§ Collected data entries
◆ ◆ ◆ ◆ ◆ ◆ ◆

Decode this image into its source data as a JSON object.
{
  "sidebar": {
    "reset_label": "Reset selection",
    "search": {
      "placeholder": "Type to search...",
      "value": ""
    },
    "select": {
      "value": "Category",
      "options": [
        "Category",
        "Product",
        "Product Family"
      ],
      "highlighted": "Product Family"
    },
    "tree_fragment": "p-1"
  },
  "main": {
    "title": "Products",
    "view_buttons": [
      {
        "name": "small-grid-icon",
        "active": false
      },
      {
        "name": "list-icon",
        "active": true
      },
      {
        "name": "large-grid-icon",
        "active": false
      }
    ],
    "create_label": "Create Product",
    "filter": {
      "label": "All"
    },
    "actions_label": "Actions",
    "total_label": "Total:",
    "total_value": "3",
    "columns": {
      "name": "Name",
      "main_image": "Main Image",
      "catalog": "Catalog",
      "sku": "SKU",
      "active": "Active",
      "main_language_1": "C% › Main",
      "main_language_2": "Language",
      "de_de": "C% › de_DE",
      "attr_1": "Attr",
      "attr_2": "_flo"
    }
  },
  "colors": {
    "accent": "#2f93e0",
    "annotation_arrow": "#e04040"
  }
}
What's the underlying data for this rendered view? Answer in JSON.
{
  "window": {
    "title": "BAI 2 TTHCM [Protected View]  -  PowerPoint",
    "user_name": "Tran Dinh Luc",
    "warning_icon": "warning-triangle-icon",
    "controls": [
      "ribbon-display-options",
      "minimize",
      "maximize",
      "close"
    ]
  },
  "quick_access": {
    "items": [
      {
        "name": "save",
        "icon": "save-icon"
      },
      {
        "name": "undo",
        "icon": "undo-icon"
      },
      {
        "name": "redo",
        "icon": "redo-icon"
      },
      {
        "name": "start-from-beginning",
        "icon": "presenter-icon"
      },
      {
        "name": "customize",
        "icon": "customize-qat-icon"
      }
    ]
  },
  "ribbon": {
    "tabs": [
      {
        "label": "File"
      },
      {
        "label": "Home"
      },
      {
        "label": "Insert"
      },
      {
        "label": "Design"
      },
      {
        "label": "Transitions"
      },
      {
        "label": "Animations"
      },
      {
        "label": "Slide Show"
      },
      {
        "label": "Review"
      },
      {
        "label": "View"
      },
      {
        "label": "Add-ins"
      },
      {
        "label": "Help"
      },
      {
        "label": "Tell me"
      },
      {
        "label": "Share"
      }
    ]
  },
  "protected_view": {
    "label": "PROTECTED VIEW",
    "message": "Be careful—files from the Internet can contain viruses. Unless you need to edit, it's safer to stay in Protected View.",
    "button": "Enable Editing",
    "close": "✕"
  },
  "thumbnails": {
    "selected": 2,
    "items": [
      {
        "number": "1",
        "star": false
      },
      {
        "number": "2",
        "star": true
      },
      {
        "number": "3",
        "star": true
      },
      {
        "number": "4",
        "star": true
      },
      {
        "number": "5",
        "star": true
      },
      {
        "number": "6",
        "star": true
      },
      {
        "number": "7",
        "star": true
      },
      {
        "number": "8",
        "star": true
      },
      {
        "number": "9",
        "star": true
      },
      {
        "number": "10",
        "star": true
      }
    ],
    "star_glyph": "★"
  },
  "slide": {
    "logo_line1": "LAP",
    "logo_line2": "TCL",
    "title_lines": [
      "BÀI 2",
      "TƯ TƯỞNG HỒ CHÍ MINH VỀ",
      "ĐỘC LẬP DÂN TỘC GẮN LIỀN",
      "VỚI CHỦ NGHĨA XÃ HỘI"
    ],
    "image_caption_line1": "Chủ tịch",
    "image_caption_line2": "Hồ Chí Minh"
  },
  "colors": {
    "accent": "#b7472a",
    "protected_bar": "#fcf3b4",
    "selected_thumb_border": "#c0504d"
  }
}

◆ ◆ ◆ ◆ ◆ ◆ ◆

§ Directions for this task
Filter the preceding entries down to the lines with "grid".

§ Task answer
        "name": "small-grid-icon",
        "name": "large-grid-icon",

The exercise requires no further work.